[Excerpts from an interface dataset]
# # # #
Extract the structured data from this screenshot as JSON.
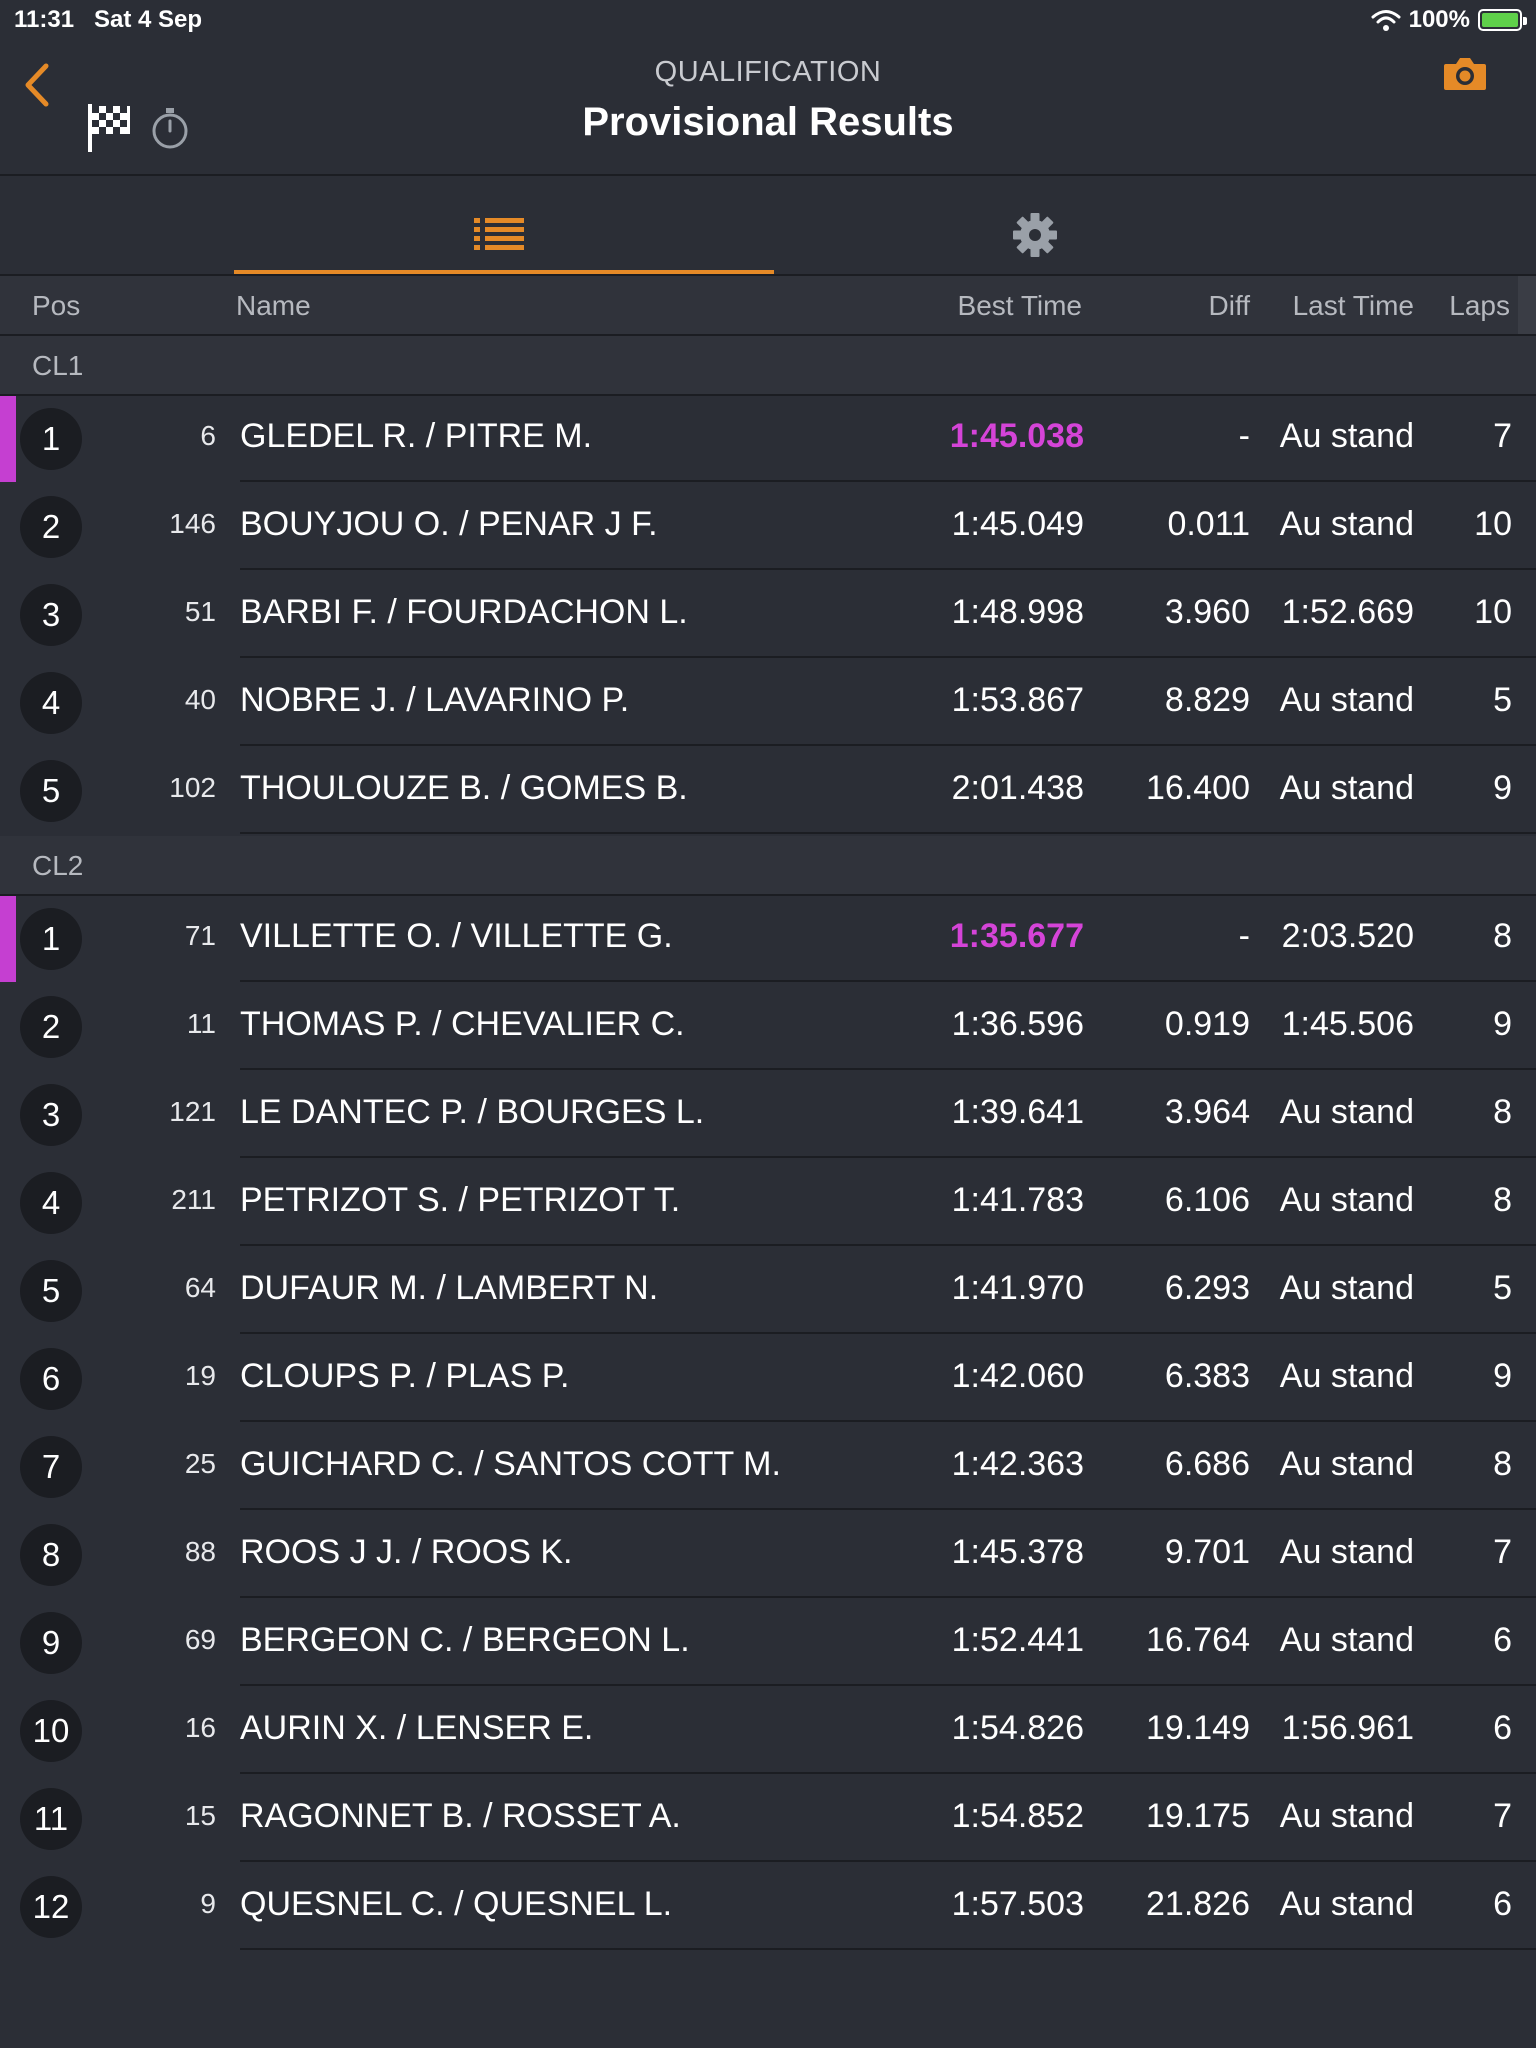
{
  "status": {
    "time": "11:31",
    "date": "Sat 4 Sep",
    "battery": "100%"
  },
  "header": {
    "subtitle": "QUALIFICATION",
    "title": "Provisional Results"
  },
  "columns": {
    "pos": "Pos",
    "name": "Name",
    "best": "Best Time",
    "diff": "Diff",
    "last": "Last Time",
    "laps": "Laps"
  },
  "colors": {
    "accent": "#e58a27",
    "purple": "#d544d8",
    "background": "#2b2e36"
  },
  "icons": {
    "back": "chevron-left-icon",
    "flag": "checkered-flag-icon",
    "timer": "stopwatch-icon",
    "camera": "camera-icon",
    "list": "list-icon",
    "settings": "gear-icon"
  },
  "groups": [
    {
      "name": "CL1",
      "rows": [
        {
          "pos": "1",
          "num": "6",
          "name": "GLEDEL R. / PITRE M.",
          "best": "1:45.038",
          "diff": "-",
          "last": "Au stand",
          "laps": "7",
          "leader": true
        },
        {
          "pos": "2",
          "num": "146",
          "name": "BOUYJOU O. / PENAR J F.",
          "best": "1:45.049",
          "diff": "0.011",
          "last": "Au stand",
          "laps": "10"
        },
        {
          "pos": "3",
          "num": "51",
          "name": "BARBI F. / FOURDACHON L.",
          "best": "1:48.998",
          "diff": "3.960",
          "last": "1:52.669",
          "laps": "10"
        },
        {
          "pos": "4",
          "num": "40",
          "name": "NOBRE J. / LAVARINO P.",
          "best": "1:53.867",
          "diff": "8.829",
          "last": "Au stand",
          "laps": "5"
        },
        {
          "pos": "5",
          "num": "102",
          "name": "THOULOUZE B. / GOMES B.",
          "best": "2:01.438",
          "diff": "16.400",
          "last": "Au stand",
          "laps": "9"
        }
      ]
    },
    {
      "name": "CL2",
      "rows": [
        {
          "pos": "1",
          "num": "71",
          "name": "VILLETTE O. / VILLETTE G.",
          "best": "1:35.677",
          "diff": "-",
          "last": "2:03.520",
          "laps": "8",
          "leader": true
        },
        {
          "pos": "2",
          "num": "11",
          "name": "THOMAS P. / CHEVALIER C.",
          "best": "1:36.596",
          "diff": "0.919",
          "last": "1:45.506",
          "laps": "9"
        },
        {
          "pos": "3",
          "num": "121",
          "name": "LE DANTEC P. / BOURGES L.",
          "best": "1:39.641",
          "diff": "3.964",
          "last": "Au stand",
          "laps": "8"
        },
        {
          "pos": "4",
          "num": "211",
          "name": "PETRIZOT S. / PETRIZOT T.",
          "best": "1:41.783",
          "diff": "6.106",
          "last": "Au stand",
          "laps": "8"
        },
        {
          "pos": "5",
          "num": "64",
          "name": "DUFAUR M. / LAMBERT N.",
          "best": "1:41.970",
          "diff": "6.293",
          "last": "Au stand",
          "laps": "5"
        },
        {
          "pos": "6",
          "num": "19",
          "name": "CLOUPS P. / PLAS P.",
          "best": "1:42.060",
          "diff": "6.383",
          "last": "Au stand",
          "laps": "9"
        },
        {
          "pos": "7",
          "num": "25",
          "name": "GUICHARD C. / SANTOS COTT M.",
          "best": "1:42.363",
          "diff": "6.686",
          "last": "Au stand",
          "laps": "8"
        },
        {
          "pos": "8",
          "num": "88",
          "name": "ROOS J J. / ROOS K.",
          "best": "1:45.378",
          "diff": "9.701",
          "last": "Au stand",
          "laps": "7"
        },
        {
          "pos": "9",
          "num": "69",
          "name": "BERGEON C. / BERGEON L.",
          "best": "1:52.441",
          "diff": "16.764",
          "last": "Au stand",
          "laps": "6"
        },
        {
          "pos": "10",
          "num": "16",
          "name": "AURIN X. / LENSER E.",
          "best": "1:54.826",
          "diff": "19.149",
          "last": "1:56.961",
          "laps": "6"
        },
        {
          "pos": "11",
          "num": "15",
          "name": "RAGONNET B. / ROSSET A.",
          "best": "1:54.852",
          "diff": "19.175",
          "last": "Au stand",
          "laps": "7"
        },
        {
          "pos": "12",
          "num": "9",
          "name": "QUESNEL C. / QUESNEL L.",
          "best": "1:57.503",
          "diff": "21.826",
          "last": "Au stand",
          "laps": "6"
        }
      ]
    }
  ]
}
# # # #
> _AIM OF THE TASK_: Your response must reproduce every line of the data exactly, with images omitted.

> _EXERCISE ANSWER_:
Extract the structured data from this screenshot as JSON.
{
  "status": {
    "time": "11:31",
    "date": "Sat 4 Sep",
    "battery": "100%"
  },
  "header": {
    "subtitle": "QUALIFICATION",
    "title": "Provisional Results"
  },
  "columns": {
    "pos": "Pos",
    "name": "Name",
    "best": "Best Time",
    "diff": "Diff",
    "last": "Last Time",
    "laps": "Laps"
  },
  "colors": {
    "accent": "#e58a27",
    "purple": "#d544d8",
    "background": "#2b2e36"
  },
  "icons": {
    "back": "chevron-left-icon",
    "flag": "checkered-flag-icon",
    "timer": "stopwatch-icon",
    "camera": "camera-icon",
    "list": "list-icon",
    "settings": "gear-icon"
  },
  "groups": [
    {
      "name": "CL1",
      "rows": [
        {
          "pos": "1",
          "num": "6",
          "name": "GLEDEL R. / PITRE M.",
          "best": "1:45.038",
          "diff": "-",
          "last": "Au stand",
          "laps": "7",
          "leader": true
        },
        {
          "pos": "2",
          "num": "146",
          "name": "BOUYJOU O. / PENAR J F.",
          "best": "1:45.049",
          "diff": "0.011",
          "last": "Au stand",
          "laps": "10"
        },
        {
          "pos": "3",
          "num": "51",
          "name": "BARBI F. / FOURDACHON L.",
          "best": "1:48.998",
          "diff": "3.960",
          "last": "1:52.669",
          "laps": "10"
        },
        {
          "pos": "4",
          "num": "40",
          "name": "NOBRE J. / LAVARINO P.",
          "best": "1:53.867",
          "diff": "8.829",
          "last": "Au stand",
          "laps": "5"
        },
        {
          "pos": "5",
          "num": "102",
          "name": "THOULOUZE B. / GOMES B.",
          "best": "2:01.438",
          "diff": "16.400",
          "last": "Au stand",
          "laps": "9"
        }
      ]
    },
    {
      "name": "CL2",
      "rows": [
        {
          "pos": "1",
          "num": "71",
          "name": "VILLETTE O. / VILLETTE G.",
          "best": "1:35.677",
          "diff": "-",
          "last": "2:03.520",
          "laps": "8",
          "leader": true
        },
        {
          "pos": "2",
          "num": "11",
          "name": "THOMAS P. / CHEVALIER C.",
          "best": "1:36.596",
          "diff": "0.919",
          "last": "1:45.506",
          "laps": "9"
        },
        {
          "pos": "3",
          "num": "121",
          "name": "LE DANTEC P. / BOURGES L.",
          "best": "1:39.641",
          "diff": "3.964",
          "last": "Au stand",
          "laps": "8"
        },
        {
          "pos": "4",
          "num": "211",
          "name": "PETRIZOT S. / PETRIZOT T.",
          "best": "1:41.783",
          "diff": "6.106",
          "last": "Au stand",
          "laps": "8"
        },
        {
          "pos": "5",
          "num": "64",
          "name": "DUFAUR M. / LAMBERT N.",
          "best": "1:41.970",
          "diff": "6.293",
          "last": "Au stand",
          "laps": "5"
        },
        {
          "pos": "6",
          "num": "19",
          "name": "CLOUPS P. / PLAS P.",
          "best": "1:42.060",
          "diff": "6.383",
          "last": "Au stand",
          "laps": "9"
        },
        {
          "pos": "7",
          "num": "25",
          "name": "GUICHARD C. / SANTOS COTT M.",
          "best": "1:42.363",
          "diff": "6.686",
          "last": "Au stand",
          "laps": "8"
        },
        {
          "pos": "8",
          "num": "88",
          "name": "ROOS J J. / ROOS K.",
          "best": "1:45.378",
          "diff": "9.701",
          "last": "Au stand",
          "laps": "7"
        },
        {
          "pos": "9",
          "num": "69",
          "name": "BERGEON C. / BERGEON L.",
          "best": "1:52.441",
          "diff": "16.764",
          "last": "Au stand",
          "laps": "6"
        },
        {
          "pos": "10",
          "num": "16",
          "name": "AURIN X. / LENSER E.",
          "best": "1:54.826",
          "diff": "19.149",
          "last": "1:56.961",
          "laps": "6"
        },
        {
          "pos": "11",
          "num": "15",
          "name": "RAGONNET B. / ROSSET A.",
          "best": "1:54.852",
          "diff": "19.175",
          "last": "Au stand",
          "laps": "7"
        },
        {
          "pos": "12",
          "num": "9",
          "name": "QUESNEL C. / QUESNEL L.",
          "best": "1:57.503",
          "diff": "21.826",
          "last": "Au stand",
          "laps": "6"
        }
      ]
    }
  ]
}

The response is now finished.